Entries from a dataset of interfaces
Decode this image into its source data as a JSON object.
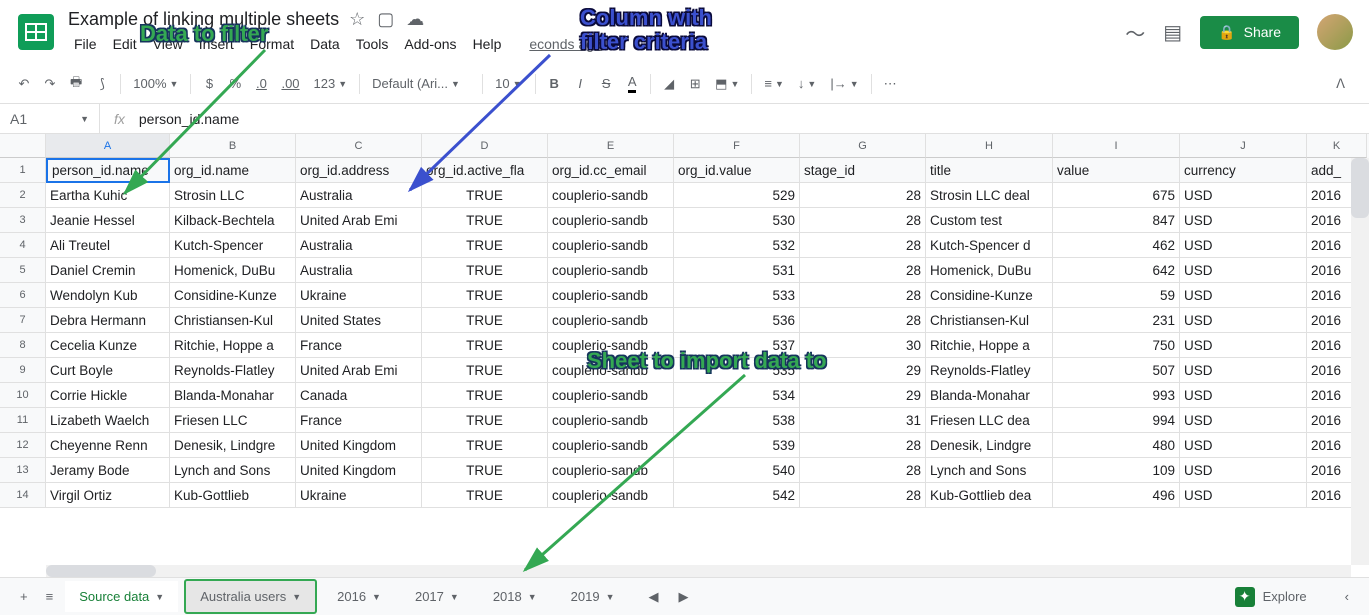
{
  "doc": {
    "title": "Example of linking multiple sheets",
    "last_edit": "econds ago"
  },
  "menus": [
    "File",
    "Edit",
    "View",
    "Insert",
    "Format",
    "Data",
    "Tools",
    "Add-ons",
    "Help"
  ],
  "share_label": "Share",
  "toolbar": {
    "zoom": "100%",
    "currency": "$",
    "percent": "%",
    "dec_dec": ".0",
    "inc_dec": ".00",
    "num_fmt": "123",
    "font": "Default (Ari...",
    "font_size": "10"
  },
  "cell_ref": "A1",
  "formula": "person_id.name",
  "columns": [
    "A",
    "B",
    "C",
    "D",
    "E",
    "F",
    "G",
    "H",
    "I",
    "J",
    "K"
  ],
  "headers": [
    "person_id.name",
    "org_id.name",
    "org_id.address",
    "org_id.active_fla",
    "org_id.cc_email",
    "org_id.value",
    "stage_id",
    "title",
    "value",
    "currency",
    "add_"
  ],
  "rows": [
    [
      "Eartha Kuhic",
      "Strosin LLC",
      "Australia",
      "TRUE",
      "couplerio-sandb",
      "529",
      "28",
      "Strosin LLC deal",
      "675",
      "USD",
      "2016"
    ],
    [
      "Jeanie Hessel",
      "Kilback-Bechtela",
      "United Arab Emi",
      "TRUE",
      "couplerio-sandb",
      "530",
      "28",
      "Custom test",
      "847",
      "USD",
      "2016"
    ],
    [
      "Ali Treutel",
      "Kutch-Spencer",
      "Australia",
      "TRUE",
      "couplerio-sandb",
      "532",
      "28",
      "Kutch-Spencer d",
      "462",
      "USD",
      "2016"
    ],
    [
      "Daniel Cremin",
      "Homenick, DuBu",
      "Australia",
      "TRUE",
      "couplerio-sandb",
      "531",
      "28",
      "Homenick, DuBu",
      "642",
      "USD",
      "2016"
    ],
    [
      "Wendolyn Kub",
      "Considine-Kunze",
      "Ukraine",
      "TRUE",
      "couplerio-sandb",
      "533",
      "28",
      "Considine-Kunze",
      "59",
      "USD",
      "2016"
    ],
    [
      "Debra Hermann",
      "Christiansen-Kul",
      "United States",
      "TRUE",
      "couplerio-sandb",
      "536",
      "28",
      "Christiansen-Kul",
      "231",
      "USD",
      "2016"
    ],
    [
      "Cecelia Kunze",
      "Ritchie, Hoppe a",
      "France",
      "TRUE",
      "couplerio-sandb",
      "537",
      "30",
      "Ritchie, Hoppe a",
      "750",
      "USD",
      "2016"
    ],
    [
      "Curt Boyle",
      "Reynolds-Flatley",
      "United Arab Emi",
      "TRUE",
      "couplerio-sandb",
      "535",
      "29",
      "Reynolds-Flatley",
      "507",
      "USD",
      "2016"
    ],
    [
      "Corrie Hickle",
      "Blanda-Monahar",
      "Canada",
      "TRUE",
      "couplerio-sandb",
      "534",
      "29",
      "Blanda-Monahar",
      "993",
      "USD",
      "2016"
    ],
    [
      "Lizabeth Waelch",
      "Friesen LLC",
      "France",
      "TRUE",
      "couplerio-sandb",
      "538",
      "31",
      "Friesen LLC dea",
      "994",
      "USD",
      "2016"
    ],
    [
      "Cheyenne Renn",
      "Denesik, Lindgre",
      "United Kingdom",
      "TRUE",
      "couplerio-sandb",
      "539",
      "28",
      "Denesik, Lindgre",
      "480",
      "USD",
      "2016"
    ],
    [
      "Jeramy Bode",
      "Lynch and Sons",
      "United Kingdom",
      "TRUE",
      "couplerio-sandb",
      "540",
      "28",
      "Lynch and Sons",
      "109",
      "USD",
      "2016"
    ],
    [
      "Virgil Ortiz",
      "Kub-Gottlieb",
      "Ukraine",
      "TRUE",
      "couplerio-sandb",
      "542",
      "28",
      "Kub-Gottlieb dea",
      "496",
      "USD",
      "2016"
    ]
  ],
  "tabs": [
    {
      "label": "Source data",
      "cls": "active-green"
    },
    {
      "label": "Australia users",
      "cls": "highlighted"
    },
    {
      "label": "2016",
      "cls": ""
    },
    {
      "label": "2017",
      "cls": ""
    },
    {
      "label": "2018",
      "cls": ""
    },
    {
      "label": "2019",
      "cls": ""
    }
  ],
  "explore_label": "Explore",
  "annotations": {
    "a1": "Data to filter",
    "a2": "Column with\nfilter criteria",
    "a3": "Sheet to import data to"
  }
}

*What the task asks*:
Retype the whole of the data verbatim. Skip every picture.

*The completed task*:
Decode this image into its source data as a JSON object.
{
  "doc": {
    "title": "Example of linking multiple sheets",
    "last_edit": "econds ago"
  },
  "menus": [
    "File",
    "Edit",
    "View",
    "Insert",
    "Format",
    "Data",
    "Tools",
    "Add-ons",
    "Help"
  ],
  "share_label": "Share",
  "toolbar": {
    "zoom": "100%",
    "currency": "$",
    "percent": "%",
    "dec_dec": ".0",
    "inc_dec": ".00",
    "num_fmt": "123",
    "font": "Default (Ari...",
    "font_size": "10"
  },
  "cell_ref": "A1",
  "formula": "person_id.name",
  "columns": [
    "A",
    "B",
    "C",
    "D",
    "E",
    "F",
    "G",
    "H",
    "I",
    "J",
    "K"
  ],
  "headers": [
    "person_id.name",
    "org_id.name",
    "org_id.address",
    "org_id.active_fla",
    "org_id.cc_email",
    "org_id.value",
    "stage_id",
    "title",
    "value",
    "currency",
    "add_"
  ],
  "rows": [
    [
      "Eartha Kuhic",
      "Strosin LLC",
      "Australia",
      "TRUE",
      "couplerio-sandb",
      "529",
      "28",
      "Strosin LLC deal",
      "675",
      "USD",
      "2016"
    ],
    [
      "Jeanie Hessel",
      "Kilback-Bechtela",
      "United Arab Emi",
      "TRUE",
      "couplerio-sandb",
      "530",
      "28",
      "Custom test",
      "847",
      "USD",
      "2016"
    ],
    [
      "Ali Treutel",
      "Kutch-Spencer",
      "Australia",
      "TRUE",
      "couplerio-sandb",
      "532",
      "28",
      "Kutch-Spencer d",
      "462",
      "USD",
      "2016"
    ],
    [
      "Daniel Cremin",
      "Homenick, DuBu",
      "Australia",
      "TRUE",
      "couplerio-sandb",
      "531",
      "28",
      "Homenick, DuBu",
      "642",
      "USD",
      "2016"
    ],
    [
      "Wendolyn Kub",
      "Considine-Kunze",
      "Ukraine",
      "TRUE",
      "couplerio-sandb",
      "533",
      "28",
      "Considine-Kunze",
      "59",
      "USD",
      "2016"
    ],
    [
      "Debra Hermann",
      "Christiansen-Kul",
      "United States",
      "TRUE",
      "couplerio-sandb",
      "536",
      "28",
      "Christiansen-Kul",
      "231",
      "USD",
      "2016"
    ],
    [
      "Cecelia Kunze",
      "Ritchie, Hoppe a",
      "France",
      "TRUE",
      "couplerio-sandb",
      "537",
      "30",
      "Ritchie, Hoppe a",
      "750",
      "USD",
      "2016"
    ],
    [
      "Curt Boyle",
      "Reynolds-Flatley",
      "United Arab Emi",
      "TRUE",
      "couplerio-sandb",
      "535",
      "29",
      "Reynolds-Flatley",
      "507",
      "USD",
      "2016"
    ],
    [
      "Corrie Hickle",
      "Blanda-Monahar",
      "Canada",
      "TRUE",
      "couplerio-sandb",
      "534",
      "29",
      "Blanda-Monahar",
      "993",
      "USD",
      "2016"
    ],
    [
      "Lizabeth Waelch",
      "Friesen LLC",
      "France",
      "TRUE",
      "couplerio-sandb",
      "538",
      "31",
      "Friesen LLC dea",
      "994",
      "USD",
      "2016"
    ],
    [
      "Cheyenne Renn",
      "Denesik, Lindgre",
      "United Kingdom",
      "TRUE",
      "couplerio-sandb",
      "539",
      "28",
      "Denesik, Lindgre",
      "480",
      "USD",
      "2016"
    ],
    [
      "Jeramy Bode",
      "Lynch and Sons",
      "United Kingdom",
      "TRUE",
      "couplerio-sandb",
      "540",
      "28",
      "Lynch and Sons",
      "109",
      "USD",
      "2016"
    ],
    [
      "Virgil Ortiz",
      "Kub-Gottlieb",
      "Ukraine",
      "TRUE",
      "couplerio-sandb",
      "542",
      "28",
      "Kub-Gottlieb dea",
      "496",
      "USD",
      "2016"
    ]
  ],
  "tabs": [
    {
      "label": "Source data",
      "cls": "active-green"
    },
    {
      "label": "Australia users",
      "cls": "highlighted"
    },
    {
      "label": "2016",
      "cls": ""
    },
    {
      "label": "2017",
      "cls": ""
    },
    {
      "label": "2018",
      "cls": ""
    },
    {
      "label": "2019",
      "cls": ""
    }
  ],
  "explore_label": "Explore",
  "annotations": {
    "a1": "Data to filter",
    "a2": "Column with\nfilter criteria",
    "a3": "Sheet to import data to"
  }
}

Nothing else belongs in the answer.